Chapter 5 returns to looking at nominal variables and moves very quickly to an Excel topic - pivot tables - before getting on to statistical tests and the null hypothesis. It goes into issues of interpretation of results and setting decision rules. A boxout tells us that the author's approach is frequentist, rather than Bayesian, but notes that this controversy is "well beyond the scope of this book". Next comes a good discussion of two fundamental assumptions that have to be met - random selection and independent selection. Shortly afterwards there a good summary of the steps of hypothesis testing. The second paret of te chapter is on two-way pivot tables and the Chi-Square test and distribution and the relevant Excel functions.
Chapter 6 starts with a complaint about the way that the Data Analysis add-in makes things difficult for the statistician by returning results as vales rather than as formulas that could be explored to show what is going on. A main topic of the chapter is "internal validity"; the idea that experimental rescuers needs to be designed so that we can have confidence in its results. Carlberg goes through the factors that can compromise internal validity. After this he gives us a through exploration of the F-test and the tool provided for it by the Excel add-in, pointing out the shortcomings in the latter.
Chapter 7 returns to the Normal Distribution and introduces "skewness".and confidence intervals. The relevant Excel functions are introduced as well as thorough discussion of the concepts. The chapter concludes with the Central Limit Theorem.
The next three chapters are on Testing Differences Between Means. Chapter 8, which covers z-tests and t-tests opens by looking at the reasons for testing the differences between means. This chapter makes good use of charts to illustrate the points it makes, explaining:
You can teach yourself quite a bit about both the nature of a statistical test and about the data that plays into that test, by charting the data.
Chapter 9 is a detailed and discursive chapter that looks at three t-test approaches to investigating differences between means provided by Excel and the considerations associated with each of them. Then Chapter 10 looks at Analysis of Variance (ANOVA) and the F test as an alternative to t-tests. You'll notice that this is pitched at a level that is pretty advanced - but the theoretical discussion continues to be readable and authoritative. There's a worksheet for the Scheffé Procedure and the chapter concludes with a discussion of planned orthogonal contrasts.
Chapter 11 goes into further issues concerning analysis of variance starting with Factorial ANOVA including the Data Analysis add-in Two Factor with Replication tool. Next comes a discussion on interaction - the way factors operate jointly, then we look at the problem of unequal group size and considers the Two Factor without Replication tool. It concludes with a section on the limitations on the ANOVA tools in Excel, suggesting that in some circumstances you need different software.
The final four chapters comprise two on Multiple Regressional Analysis and two on Analysis of Covariance and in each case there's a chapter on the basics followed by one on Further Issues. These have the same balance of theory and practice using Excel established in earlier chapters and build on the ANOVA section.
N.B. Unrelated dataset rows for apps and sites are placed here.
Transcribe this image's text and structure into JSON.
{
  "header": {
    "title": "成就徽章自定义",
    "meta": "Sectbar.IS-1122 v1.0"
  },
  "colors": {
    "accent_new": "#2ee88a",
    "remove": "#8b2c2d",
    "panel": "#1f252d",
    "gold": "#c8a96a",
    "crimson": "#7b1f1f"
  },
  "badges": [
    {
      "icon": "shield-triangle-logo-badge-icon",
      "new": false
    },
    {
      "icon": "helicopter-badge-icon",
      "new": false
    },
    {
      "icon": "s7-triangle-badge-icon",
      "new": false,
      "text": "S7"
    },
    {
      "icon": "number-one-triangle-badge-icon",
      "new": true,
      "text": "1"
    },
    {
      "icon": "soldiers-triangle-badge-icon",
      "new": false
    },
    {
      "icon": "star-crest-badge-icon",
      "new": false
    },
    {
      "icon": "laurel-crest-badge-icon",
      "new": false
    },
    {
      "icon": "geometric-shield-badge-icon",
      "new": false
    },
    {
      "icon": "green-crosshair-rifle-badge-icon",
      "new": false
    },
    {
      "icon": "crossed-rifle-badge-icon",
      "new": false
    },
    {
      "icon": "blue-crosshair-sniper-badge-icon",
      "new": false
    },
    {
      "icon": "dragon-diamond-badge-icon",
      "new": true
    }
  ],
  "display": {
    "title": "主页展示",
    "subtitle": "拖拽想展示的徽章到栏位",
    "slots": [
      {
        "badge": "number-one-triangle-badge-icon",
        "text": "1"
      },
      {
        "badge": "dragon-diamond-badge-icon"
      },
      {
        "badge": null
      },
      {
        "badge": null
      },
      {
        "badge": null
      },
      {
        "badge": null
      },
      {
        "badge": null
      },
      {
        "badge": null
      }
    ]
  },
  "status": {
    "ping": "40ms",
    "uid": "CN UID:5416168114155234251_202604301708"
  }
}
Overall this is a readable and authoritative introduction to statistical analysis that makes highly intelligent, and where necessary critical, use of Excel. Like the author, I wish Excel had been available while I was engaged in research and now that it is this book will help researchers and business analysts in both the theory and practice of statistics.